Rush, Metric, Billy Talent and The Weeknd all receive multiple nods.
The 2013 Juno nominations announcement, which took place earlier today at the Design Exchange, went largely according to plan.
Carly Rae Jepson, it was revealed, is nominated for five awards—Artist of the Year, Fan Choice, Single of the Year, Album of the Year, and Pop Album of the Year—while Justin Bieber was nominated for four, for all of the same categories save Single of the Year. CTV’s Tanya Kim tried, somewhat unsuccessfully, to rouse enthusiasm from a crowd of media and industry people still wiping sleep from their eyes, and CTV President of Programming and Sports Phil King accidentally referred to this year’s awards as the 2011 Juno Awards. (He made up for it by announcing that this year’s host, Michael Bublé, will debut new material at the awards ceremony, and that Jepsen would also be gracing the stage.)
Torontonian artists did fairly well, dominating some categories. The city was decently represented in the big four: single, album, artist, and group of the year. Billy Talent was nominated for both Single of the Year (for “Viking Death March”) and Group of the Year. Also nominated in the group category were Rush and Metric. Serena Ryder also received a Single of the Year nod for “Stompa.” Deadmau5 was nominated for Artist of the Year, along with the arguably-Torontonian Johnny Reid. (He’s from Brampton.)

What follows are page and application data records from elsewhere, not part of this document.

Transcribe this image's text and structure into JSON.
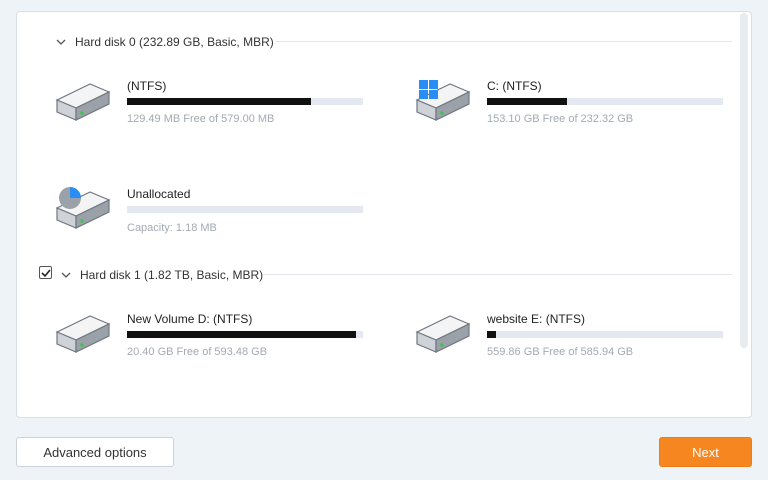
{
  "disk0": {
    "title": "Hard disk 0 (232.89 GB, Basic, MBR)",
    "partitions": [
      {
        "label": " (NTFS)",
        "sub": "129.49 MB Free of 579.00 MB",
        "used_fraction": 0.78,
        "icon": "hard-drive-icon"
      },
      {
        "label": "C: (NTFS)",
        "sub": "153.10 GB Free of 232.32 GB",
        "used_fraction": 0.34,
        "icon": "windows-drive-icon"
      },
      {
        "label": "Unallocated",
        "sub": "Capacity: 1.18 MB",
        "used_fraction": 0.0,
        "icon": "unallocated-drive-icon"
      }
    ]
  },
  "disk1": {
    "title": "Hard disk 1 (1.82 TB, Basic, MBR)",
    "checked": true,
    "partitions": [
      {
        "label": "New Volume D: (NTFS)",
        "sub": "20.40 GB Free of 593.48 GB",
        "used_fraction": 0.97,
        "icon": "hard-drive-icon"
      },
      {
        "label": "website E: (NTFS)",
        "sub": "559.86 GB Free of 585.94 GB",
        "used_fraction": 0.04,
        "icon": "hard-drive-icon"
      }
    ]
  },
  "footer": {
    "advanced_label": "Advanced options",
    "next_label": "Next"
  },
  "colors": {
    "accent": "#f6861f",
    "bar_fill": "#111111",
    "bar_track": "#e4e9f1",
    "win_blue": "#2a8df5"
  }
}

Local artists owned the reggae, R&B/soul and adult alternative categories, taking four of the five nominations in each bracket. In R&B/soul, former winner Jully Black and obvious favourite The Weeknd were joined by Melanie Fiona and Shawn Desman. Ammoye, Elaine “Lil’Bit” Shepherd, Exco Levi, and Melanie Durrant all received nominations for reggae, while Bahamas, Serena Ryder, Royal Wood, and Ottawa transplant Kathleen Edwards were all nominated for Adult Alternative Album of the Year.
Toronto did surprisingly well in the remarkably broad Rock Album of the Year category, with Billy Talent and the partially-Torontonian Big Wreck getting nominations. (Toronto native Ian Thornley founded Big Wreck while living in Boston.) Also nominated in the rock-album category was Rush, who released their 19th studio album in 2012. The city got a similar two-and-a-half nods for Rap Recording of the Year, with JD Era, Maestro Fresh Wes, and The Closers (consisting of Toronto’s Rich Kidd and Vancouver’s SonReal) all getting nominations.
Broken Social Scene associates Metric and Stars were both nominated for Alternative Album of the Year. The city’s thriving metal scene also received two nominations, courtesy of Woods of Ypres and Cancer Bats. TRST and Crystal Castles were both nominated for Electronic Album of the Year, while Dragonette and Tricky Moreira were both nominated for Dance Recording of the Year.
The one surprise of the morning was the absence of A Tribe Called Red. The Ottawa-based trio have received international critical acclaim for their self-described “powwow-step” sound, a fusion of dubstep, hip-hop and traditional First Nations music. The band’s debut album, released in March of last year, was missing from both the Electronic Album of the Year and Aboriginal Album of the Year categories.
Overall, though, the press conference went as expected, with the country’s largest music scene receiving a proportional number of nominations. This year’s Juno Award ceremony will take place on April 21 in Regina. For the complete list of nominees, check out the Juno website.